Christmas puppy season is approaching and generally speaking I don’t have a problem with getting a puppy for the family during the holiday season. However, specifically speaking there is a problem if the prior few months haven’t been devoted to searching for the right match as far as breed and breeder. Far too much can go wrong. Trying to find a puppy a couple of weeks before Christmas is going yield the same sort of results as going grocery shopping when you’re hungry. Impulse shopping doesn’t always yield the best results. When you think about it you’re going to have your dog for a decade or more and yet many potential dog owners spend far less time in narrowing the field for quality then we do a car or other long term commitment purchases.

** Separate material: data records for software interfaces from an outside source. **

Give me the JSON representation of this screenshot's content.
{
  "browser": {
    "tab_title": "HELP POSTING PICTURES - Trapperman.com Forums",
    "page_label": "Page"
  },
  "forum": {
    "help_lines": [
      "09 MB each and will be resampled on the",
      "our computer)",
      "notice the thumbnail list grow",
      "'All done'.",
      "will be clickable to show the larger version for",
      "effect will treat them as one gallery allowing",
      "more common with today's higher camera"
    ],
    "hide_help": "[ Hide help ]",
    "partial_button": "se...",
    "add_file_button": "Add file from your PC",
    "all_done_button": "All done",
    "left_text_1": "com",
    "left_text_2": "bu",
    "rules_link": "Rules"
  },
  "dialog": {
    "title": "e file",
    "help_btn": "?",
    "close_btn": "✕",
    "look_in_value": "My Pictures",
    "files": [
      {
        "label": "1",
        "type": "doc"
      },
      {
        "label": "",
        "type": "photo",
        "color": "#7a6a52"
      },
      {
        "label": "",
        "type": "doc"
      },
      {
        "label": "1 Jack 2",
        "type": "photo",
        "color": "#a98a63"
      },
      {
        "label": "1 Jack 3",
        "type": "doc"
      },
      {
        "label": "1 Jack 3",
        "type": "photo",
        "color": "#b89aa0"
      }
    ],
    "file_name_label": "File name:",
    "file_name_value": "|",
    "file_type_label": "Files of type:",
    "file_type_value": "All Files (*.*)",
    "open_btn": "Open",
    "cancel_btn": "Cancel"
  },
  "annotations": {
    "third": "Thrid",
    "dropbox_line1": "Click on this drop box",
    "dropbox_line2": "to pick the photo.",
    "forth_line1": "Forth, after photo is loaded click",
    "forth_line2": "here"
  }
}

The dog breeding world stacks the odds against finding a quality puppy on short notice. It really takes a lot of research effort to get the best bang for your buck. In North America if you want to be a dog breeder you must write an exam. There’s only one question on the exam and rewrites are allowed. Here’s the question: Do you know the difference between a male and female dog? Even if the breeder candidate has to use their hands to get it right, no problem. “Congratulations, you’re a dog breeder!”, and then they’re unleashed upon the unsuspecting potential dog owners.
This is going to become an intricate part of your household, interacting with children, friends, neighbours etc. for a very long time. Good dogs don’t just happen, they are the result of extremely careful breeding. Genetics plays a very strong part in temperament. There are all sorts of regulations making sure our toasters are safe, microwaves secure but nothing to regulate the breeding community. The last time I checked my sons weren’t sitting on the household microwave but they’ve been known to do so with my dog and I’m very glad his temperament is solid and his brain took well to training.

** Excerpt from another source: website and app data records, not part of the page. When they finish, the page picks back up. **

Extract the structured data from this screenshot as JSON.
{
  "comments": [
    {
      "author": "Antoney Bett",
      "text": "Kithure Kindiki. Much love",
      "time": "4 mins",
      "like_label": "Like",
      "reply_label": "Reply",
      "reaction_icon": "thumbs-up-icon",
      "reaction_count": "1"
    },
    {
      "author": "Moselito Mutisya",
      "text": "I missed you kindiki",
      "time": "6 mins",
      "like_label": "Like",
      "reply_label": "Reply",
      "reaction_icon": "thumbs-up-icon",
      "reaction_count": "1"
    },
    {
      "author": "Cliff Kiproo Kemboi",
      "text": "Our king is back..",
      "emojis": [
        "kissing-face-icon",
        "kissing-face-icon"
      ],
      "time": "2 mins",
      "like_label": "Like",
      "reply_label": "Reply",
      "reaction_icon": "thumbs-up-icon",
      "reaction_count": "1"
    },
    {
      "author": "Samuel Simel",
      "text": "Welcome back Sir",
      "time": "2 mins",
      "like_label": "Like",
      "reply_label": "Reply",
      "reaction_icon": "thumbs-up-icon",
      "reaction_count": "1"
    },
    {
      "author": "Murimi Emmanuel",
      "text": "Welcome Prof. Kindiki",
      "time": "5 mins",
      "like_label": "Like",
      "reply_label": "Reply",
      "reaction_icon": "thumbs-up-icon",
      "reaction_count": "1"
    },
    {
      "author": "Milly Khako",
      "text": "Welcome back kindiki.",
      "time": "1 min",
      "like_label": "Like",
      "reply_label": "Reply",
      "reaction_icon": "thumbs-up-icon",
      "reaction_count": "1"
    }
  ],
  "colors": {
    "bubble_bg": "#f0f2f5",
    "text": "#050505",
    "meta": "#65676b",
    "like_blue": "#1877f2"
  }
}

There is a fallacy that because a dog has papers from a national kennel club that it provides some sort of security. It’s a false security. A breeder just has to prove its a pure bred dog, quality has nothing to do with it. Any back yard breeder can register their dogs if they have the few dollars to do so. Another red herring that breeders bait unsuspecting families with is the when they announce that they have bred dogs that have been shown and accumulated enough points to win ribbons. All that means is that the dog meets the physical breed standard. It doesn’t mean that the dog is tested for temperament or can perform the physical acts it was bred for. It’s meaningless from the perspective of the average family. I like pretty things as much as the next person but brains and the potential for long term physical health go a long way towards avoiding a household of unhappy children when the dog has to be put down because it has become too anxious, aggressive or prematurely physically unsound. Think of it like marrying Paris Hilton on the basis of, “Hey she’s cute and a model too!

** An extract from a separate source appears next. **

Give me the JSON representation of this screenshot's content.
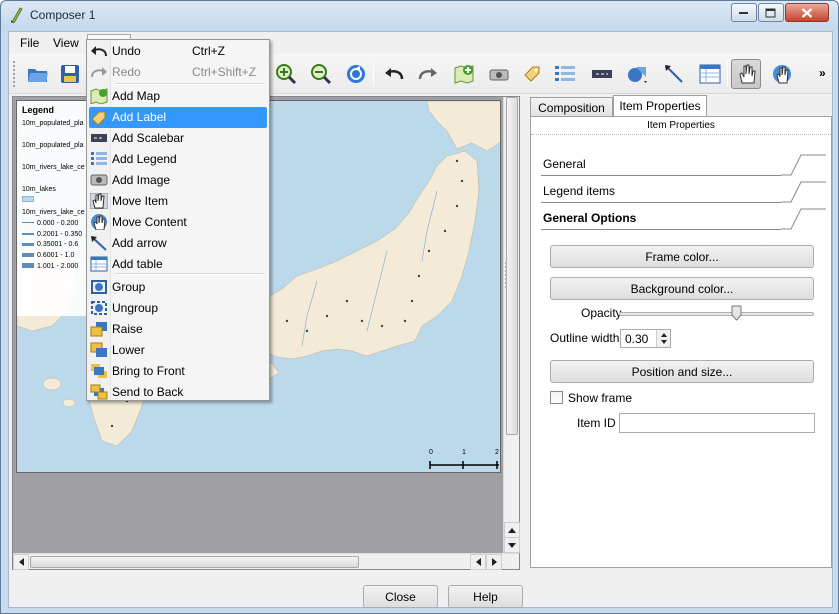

Here’s another way you can be blind sided. Any breeder that is selling dogs before 7 ½ weeks and later then 8 weeks had better be able to show concrete evidence that they have had that dog exposed to a huge range of sights, smells, sounds and experiences. If they haven’t you’re almost guaranteed to have a dog that will develop temperament problems.
If you want to start to narrow your breeder selection, go talk to a few veterinarians and ask them if they get any outstanding examples of the breed you’re fond of come through the clinic and then track the breeder down. You’ll still have to do considerably more leg work but it’s a start. Also, do a Google search using the breed name and the word rescue. Call the closest to you and ask them who they’d go to. Breed specific rescues are usually manned by people with considerable experience with the breed and on the basis of the dogs they have to re-home at the very least will know who to avoid.
These are just a very few tips to consider. It’s a lot of work well worth while. Don’t pressure yourself this Christmas, there’s nothing wrong with just putting a gift certificate under the tree for the kids, “Redeemable for 1 Dog Within 1 Year” and then making a family project out of finding the right breeder and dog. You’ll set a good precedent for the kids in understanding that animal ownership is a big deal and I’ve often found when they’re involved in the process in the way it needs to be done, their interest after the fact is more lasting.